### [Assigned task]
How many lines in the material below include the word "true"? Give only the number.

◇ ◇ ◇ ◇

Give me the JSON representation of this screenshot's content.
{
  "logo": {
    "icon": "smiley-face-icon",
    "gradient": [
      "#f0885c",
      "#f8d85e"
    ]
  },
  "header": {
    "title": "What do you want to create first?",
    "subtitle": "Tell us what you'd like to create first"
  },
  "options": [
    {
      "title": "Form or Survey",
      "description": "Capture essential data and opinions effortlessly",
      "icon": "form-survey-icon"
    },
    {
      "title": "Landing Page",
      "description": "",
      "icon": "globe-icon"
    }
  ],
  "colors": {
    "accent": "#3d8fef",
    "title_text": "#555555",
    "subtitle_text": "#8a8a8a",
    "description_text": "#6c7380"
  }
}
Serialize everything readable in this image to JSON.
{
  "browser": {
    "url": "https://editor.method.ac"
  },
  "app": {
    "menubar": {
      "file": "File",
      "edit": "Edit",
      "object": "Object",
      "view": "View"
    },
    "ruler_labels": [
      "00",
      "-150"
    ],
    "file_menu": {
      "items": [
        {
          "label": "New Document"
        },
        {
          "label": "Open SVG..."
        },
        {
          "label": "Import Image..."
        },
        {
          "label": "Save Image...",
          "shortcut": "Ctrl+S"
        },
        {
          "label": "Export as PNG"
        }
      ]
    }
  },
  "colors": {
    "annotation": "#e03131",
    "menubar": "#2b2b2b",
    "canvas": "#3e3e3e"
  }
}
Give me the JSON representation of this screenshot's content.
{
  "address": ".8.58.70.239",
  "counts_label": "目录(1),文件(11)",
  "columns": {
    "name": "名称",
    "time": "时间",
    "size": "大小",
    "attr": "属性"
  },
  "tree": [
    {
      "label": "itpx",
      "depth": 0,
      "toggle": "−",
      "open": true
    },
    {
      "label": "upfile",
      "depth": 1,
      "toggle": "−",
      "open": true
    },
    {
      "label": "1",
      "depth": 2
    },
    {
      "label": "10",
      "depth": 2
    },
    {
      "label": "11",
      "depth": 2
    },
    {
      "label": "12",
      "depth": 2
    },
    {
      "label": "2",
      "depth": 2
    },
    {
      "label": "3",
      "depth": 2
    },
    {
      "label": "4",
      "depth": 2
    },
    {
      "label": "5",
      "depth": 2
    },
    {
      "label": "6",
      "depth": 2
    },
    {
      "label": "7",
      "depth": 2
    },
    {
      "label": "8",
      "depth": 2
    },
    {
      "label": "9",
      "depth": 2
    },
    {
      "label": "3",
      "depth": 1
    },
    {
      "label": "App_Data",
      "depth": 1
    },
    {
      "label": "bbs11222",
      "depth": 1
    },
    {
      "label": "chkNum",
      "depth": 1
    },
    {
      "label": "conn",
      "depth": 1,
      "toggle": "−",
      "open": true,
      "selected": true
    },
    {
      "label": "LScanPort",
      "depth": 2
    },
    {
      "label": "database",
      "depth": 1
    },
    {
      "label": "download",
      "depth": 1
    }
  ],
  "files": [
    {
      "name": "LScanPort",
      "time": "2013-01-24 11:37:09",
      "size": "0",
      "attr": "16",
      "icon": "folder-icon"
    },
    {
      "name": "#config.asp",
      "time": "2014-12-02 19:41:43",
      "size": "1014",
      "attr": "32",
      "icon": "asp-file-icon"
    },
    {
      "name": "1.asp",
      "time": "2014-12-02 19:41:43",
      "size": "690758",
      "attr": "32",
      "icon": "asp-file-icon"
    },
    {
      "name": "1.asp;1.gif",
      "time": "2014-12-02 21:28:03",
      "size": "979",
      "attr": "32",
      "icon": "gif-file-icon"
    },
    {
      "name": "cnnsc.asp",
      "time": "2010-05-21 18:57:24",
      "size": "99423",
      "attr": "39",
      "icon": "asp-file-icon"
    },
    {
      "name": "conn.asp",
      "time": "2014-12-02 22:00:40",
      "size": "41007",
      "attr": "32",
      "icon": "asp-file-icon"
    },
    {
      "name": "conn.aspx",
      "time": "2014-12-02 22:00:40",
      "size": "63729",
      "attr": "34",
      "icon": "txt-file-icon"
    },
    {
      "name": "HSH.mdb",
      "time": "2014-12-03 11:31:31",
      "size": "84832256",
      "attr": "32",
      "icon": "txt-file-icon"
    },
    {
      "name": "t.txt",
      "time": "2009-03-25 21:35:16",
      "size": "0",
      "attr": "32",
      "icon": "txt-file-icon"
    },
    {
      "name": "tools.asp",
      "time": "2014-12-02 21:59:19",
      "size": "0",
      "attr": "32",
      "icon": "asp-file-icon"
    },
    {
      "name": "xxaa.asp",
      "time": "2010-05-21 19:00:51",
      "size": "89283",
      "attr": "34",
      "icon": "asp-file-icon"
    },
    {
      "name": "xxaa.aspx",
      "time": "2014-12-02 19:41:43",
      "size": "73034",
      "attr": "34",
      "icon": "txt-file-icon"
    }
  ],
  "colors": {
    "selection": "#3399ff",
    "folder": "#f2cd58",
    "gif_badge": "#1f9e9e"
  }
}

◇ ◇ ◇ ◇

### [Response]
4